     While all this was rumbling through my soul, two more long-standing prejudices were also being challenged by lived experience.  One was that poor people (poorer than I had ever experienced) were often joyful people.  I, in my North American vision, presumed that poverty  deprived people of the possiblility of joy, but it turns out that relationships and small moments of grace, sharing prayer with the community, falling in love, turning 15, buying a bicycle, finding a job — all were moments of immense joy.  Joyful poor people.  Who knew?
     I also learned a huge lesson about being human.  Yes, that basic.  I learned that we humans have a basic, minimum amount of food that we actually need not only to survive but to thrive — and it’s much less than I presumed.  Eating is a joyful, tasty experience, especially when enjoyed with others, but not something we need to do all day, not something we need to do to such abundance that our clothes don’t fit us correctly for an hour or so…  We are strong and smart and able to do many, many things with the merest basics.
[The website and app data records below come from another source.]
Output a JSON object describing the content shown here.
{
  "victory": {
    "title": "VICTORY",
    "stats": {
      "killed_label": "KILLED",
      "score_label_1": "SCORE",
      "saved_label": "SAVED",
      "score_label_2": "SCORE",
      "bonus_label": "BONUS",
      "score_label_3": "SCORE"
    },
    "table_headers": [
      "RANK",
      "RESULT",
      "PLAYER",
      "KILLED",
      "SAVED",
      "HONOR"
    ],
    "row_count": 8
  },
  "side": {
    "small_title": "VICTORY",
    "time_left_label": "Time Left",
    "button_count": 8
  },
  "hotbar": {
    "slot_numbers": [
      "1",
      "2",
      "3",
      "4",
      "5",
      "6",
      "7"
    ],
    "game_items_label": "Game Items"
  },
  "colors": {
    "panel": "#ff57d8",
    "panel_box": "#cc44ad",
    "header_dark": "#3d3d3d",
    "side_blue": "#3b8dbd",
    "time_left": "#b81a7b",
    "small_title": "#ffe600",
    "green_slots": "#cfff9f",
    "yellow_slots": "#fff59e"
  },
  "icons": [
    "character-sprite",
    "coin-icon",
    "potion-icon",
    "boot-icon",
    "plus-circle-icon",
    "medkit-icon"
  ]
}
     What I’m saying here is that the poor people who lived in our neighborhood, as much as the Jesuits and their collaborators at the Universidad Iberoamericana, were my teachers.  The Jesuits in Theology.  The people in Humanity, their humanity and my own, and understanding that there is so little difference in who we are at the base.  It’s what we load on that separates us, and it makes us less joyful, less able, weaker and tending toward an addiction to “stuff.”  I’d like to say that I transplanted this insight into my life once that year was over and I returned to one of the largest, most wealthy cities in North America, Toronto.  I think I am a different person thanks to my life in Mexico, but in my heart, especially recently returned from the people who taught me so much, I felt daily as if I were betraying them and in a way, betraying God.  It took me several years to come to a sort of peace, though not entirely, with living in North America.  I still feel deep in my soul that as long as there is one sister or brother suffering from the evils of poverty, injustice and war, I can’t sit back and say, “everything’s alright and I’m satisfied.”  The Jesuits have a saying that I wish I had come up with.  They say that once people have experienced life in some other poor country in their Volunteer Corps, they’re “ruined for life.”  But it’s not a destructive “ruin.”  It’s also called “solidarity.”
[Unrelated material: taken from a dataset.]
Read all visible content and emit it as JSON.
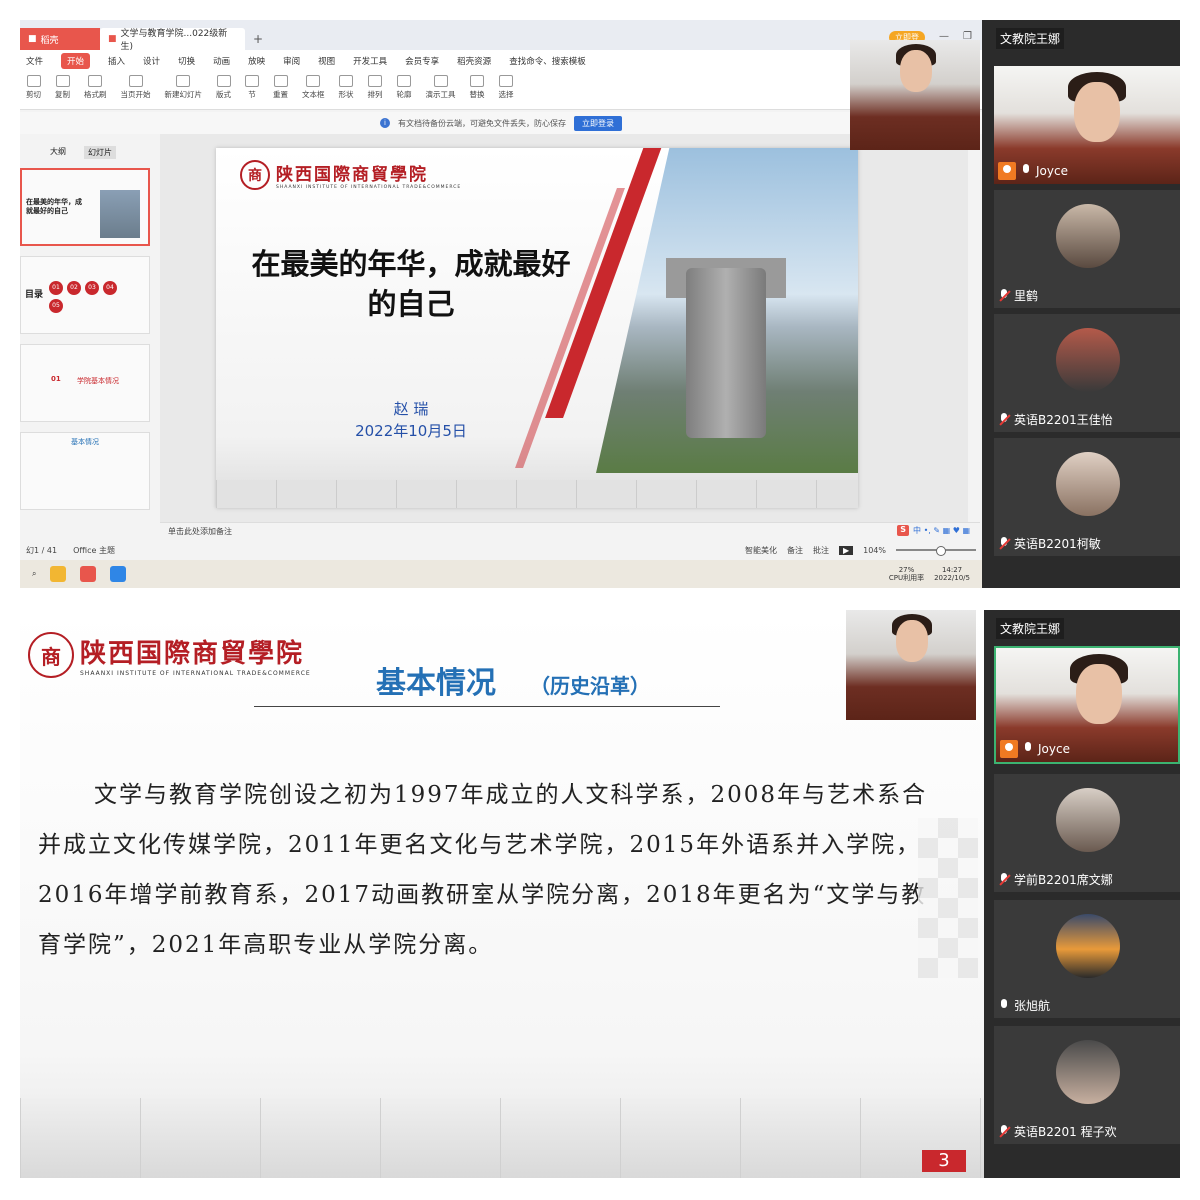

     Anyway, I was blessed with a chance this past week (just off the plane a couple of hours as I write) to visit Mexico City again, as well as Tehuacán in the state of Puebla, both of which places Basilians live and work.  My Basilian brothers, at least one of whom was there in 1982-83, continue to amaze me by their simple lifestyle, their joy, their sense of solidarity not only among themselves but with the people of God in their charge and across the world.  Wherever there are people suffering, our brothers know something about them and often pray for them in Mass or community prayer.  We have some young men who have recently shown interest in the Basilian Fathers in Mexico.  Two professed temporary vows last summer and two will enter a year of discernment for the same profession (a year called the Novitiate) this summer.  There is a sense among them all that what they do means something, that in real and tangible ways God is being shared through their apostolic activity, their loving presence, their prayer and example.  I come back so grateful for the gift of a year among the people of Mexico and among my Basilian brothers — and grateful for this week in which they showed me deep hospitality, fraternal love and humble honesty.
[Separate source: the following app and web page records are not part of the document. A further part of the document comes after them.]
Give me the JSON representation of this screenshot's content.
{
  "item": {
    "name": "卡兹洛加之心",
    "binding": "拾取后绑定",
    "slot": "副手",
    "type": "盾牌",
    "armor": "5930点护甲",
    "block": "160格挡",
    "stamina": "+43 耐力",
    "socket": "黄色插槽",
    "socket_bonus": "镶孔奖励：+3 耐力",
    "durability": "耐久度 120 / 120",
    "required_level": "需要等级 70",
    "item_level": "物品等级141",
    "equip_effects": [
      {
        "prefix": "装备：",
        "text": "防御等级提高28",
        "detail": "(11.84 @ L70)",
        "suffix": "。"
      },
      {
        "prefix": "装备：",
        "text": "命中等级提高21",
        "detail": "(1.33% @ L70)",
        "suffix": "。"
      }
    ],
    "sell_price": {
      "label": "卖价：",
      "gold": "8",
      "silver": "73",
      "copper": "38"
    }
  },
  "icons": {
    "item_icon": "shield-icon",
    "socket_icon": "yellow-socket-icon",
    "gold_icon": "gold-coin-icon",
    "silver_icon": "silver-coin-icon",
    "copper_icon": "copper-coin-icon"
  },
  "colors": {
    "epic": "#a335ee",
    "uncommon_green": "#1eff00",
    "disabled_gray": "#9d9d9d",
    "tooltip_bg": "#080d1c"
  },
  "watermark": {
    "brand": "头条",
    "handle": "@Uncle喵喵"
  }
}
     One thing that is more challenging now than it was when I was 26 is the travel.  But I’m counting on the replenishing power of sleep now to assist with the kinks in my back, neck and legs!
     May the Lord Jesus and his blessed mother, the Virgin of Guadalupe watch over you all and share heavenly peace with you and all God’s children.